Another bankruptcy in the offshore services sector

The continued languishing in the offshore oil markets, as marker crude prices struggled to hold at $50 per barrel, took their toll on two well known US players, both with an international presence. The ongoing shakeout, with units “stacked” as offshore service vessel demand dried up, saw “Chapter 11” bankruptcy filings for both Tidewater, and GulfMark Offshore.

Both companies are entering into pre-packaged agreements, where the terms are worked out in advance of the actual bankruptcy filings. In general, holders of debt will gain equity in the re-organised companies, while previous shareholders may see their stakes eliminated, or substantially reduced.

Tidewater, with a large fleet of 270 vessels and a predilection for trading in secondhand equipment, had already taken major asset write-downs during 2015 and 2016. GulfMark Offshore, with a smaller fleet of 70 vessels had recently sold off older units and embarked on a newbuild programme featuring high spec units.

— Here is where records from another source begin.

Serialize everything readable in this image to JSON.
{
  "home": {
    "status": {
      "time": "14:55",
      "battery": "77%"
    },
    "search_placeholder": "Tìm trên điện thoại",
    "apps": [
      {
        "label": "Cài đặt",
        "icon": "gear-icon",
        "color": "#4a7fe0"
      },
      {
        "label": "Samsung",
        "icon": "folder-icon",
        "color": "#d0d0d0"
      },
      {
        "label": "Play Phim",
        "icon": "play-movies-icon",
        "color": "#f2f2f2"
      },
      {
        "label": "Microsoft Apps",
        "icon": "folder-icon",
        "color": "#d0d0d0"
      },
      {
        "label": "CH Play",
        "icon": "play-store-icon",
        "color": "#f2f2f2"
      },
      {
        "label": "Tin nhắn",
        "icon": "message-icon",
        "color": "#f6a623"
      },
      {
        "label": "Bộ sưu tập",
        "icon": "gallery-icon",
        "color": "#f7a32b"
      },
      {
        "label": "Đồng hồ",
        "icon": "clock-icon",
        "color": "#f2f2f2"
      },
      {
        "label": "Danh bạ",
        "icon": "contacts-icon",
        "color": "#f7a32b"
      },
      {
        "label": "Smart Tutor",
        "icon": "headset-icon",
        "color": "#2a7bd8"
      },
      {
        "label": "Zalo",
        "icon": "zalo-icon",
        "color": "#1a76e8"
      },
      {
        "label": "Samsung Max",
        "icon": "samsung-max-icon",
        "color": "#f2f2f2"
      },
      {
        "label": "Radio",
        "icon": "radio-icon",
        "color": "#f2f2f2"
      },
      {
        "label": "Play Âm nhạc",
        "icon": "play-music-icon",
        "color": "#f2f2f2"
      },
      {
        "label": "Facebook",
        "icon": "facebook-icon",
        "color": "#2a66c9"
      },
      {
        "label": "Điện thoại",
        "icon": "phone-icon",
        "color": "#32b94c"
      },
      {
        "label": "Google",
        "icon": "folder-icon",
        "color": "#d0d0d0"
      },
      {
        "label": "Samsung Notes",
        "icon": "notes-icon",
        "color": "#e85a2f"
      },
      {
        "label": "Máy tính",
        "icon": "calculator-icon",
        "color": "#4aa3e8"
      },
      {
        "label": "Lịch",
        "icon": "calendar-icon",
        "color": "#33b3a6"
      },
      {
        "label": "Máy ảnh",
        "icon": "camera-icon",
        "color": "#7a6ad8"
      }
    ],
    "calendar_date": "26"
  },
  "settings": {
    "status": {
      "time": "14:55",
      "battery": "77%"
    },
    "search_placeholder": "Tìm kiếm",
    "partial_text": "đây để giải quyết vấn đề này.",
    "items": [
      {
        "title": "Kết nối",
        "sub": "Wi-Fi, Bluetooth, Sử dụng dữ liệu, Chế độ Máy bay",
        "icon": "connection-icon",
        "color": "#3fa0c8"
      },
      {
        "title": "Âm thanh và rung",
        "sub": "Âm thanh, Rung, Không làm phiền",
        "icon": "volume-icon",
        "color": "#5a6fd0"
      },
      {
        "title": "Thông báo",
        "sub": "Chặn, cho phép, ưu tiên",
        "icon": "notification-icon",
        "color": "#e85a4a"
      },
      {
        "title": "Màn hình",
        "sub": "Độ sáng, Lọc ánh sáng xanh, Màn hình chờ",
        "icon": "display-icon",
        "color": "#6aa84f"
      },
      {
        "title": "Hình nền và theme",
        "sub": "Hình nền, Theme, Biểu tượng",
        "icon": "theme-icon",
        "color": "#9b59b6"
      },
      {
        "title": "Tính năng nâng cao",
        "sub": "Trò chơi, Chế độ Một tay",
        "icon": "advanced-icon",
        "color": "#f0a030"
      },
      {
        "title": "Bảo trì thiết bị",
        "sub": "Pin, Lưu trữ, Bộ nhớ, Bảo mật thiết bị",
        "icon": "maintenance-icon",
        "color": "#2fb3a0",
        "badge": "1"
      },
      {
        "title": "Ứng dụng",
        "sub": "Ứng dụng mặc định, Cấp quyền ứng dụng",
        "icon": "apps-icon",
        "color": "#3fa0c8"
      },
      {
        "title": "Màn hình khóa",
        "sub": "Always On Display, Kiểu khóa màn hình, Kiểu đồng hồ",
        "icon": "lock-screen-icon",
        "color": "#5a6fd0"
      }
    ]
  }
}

In a bet on the spread of drilling to harsher environments (economical at oil prices of $100/barrel plus), the $500m newbuild efforts included boats designed for work in the North Sea and Arctic. Four of the vessels in the programme are Jones Act qualified and will be impacted by the US decision not to expand the purview of the Jones Act to exclude international flag vessels from certain offshore trades.

In Gulfmark’s restructuring program, all operations will continue on. Under the terms of the Restructuring Agreement (the document that sets the terms of the bankruptcy), the company will convert its outstanding Senior Notes to 35.65% of the equity in the newly reorganised GulfMark. The company says that this will result in “…the elimination of approximately $430m in outstanding debt and approximately $27m in annual interest payments…” The noteholders will also be able to garner an additional 60% of the equity through an offer of $125m rights, which the company says will raise the cash needed to fund its operations.

Existing shareholders will receive 0.75% of the equity as well as warrants - similar to call options, in this case having a life of seven years - for an additional 7.5% of the equity in the reorganised company, based on a $1bn valuation.

The Gulfmark arrangement has elements that are similar to the more widely publicised restructuring of Tidewater. Gulfmark’s balance sheet did not include assets financed through sale and leaseback arrangements. In both cases, the companies will retain their listings- Tidewater on the NYSE and GulfMark on the Over The Counter “Pink Sheets”.


Posted 19 May 2017

© Copyright 2017 Seatrade (UBM (UK) Ltd). Replication or redistribution in whole or in part is expressly prohibited without the prior written consent of Seatrade.

Barry Parker

New York correspondent, Seatrade Maritime

FREE WHITEPAPER: The Next Generation of Offshore & Workboats Seafarers

The next wave of seafarers are already being shaped by advances in technology.
With developments in ship autonomy requiring different skill sets, a whole new approach to ship operation and management is needed.

However, with a life at sea holding little appeal for the next generation, is the offshore and workboat sector now in danger of a shortage of motivated and enthusiastic seagoing personnel?

The latest Seatrade Maritime News whitepaper provides you with a comprehensive overview of this growing challenge and examines how a lack of experienced seafarers could reach a critical point in the future.

Download: The Next Generation of Offshore & Workboats Seafarers here.

Adestra header image SOMWME WP 2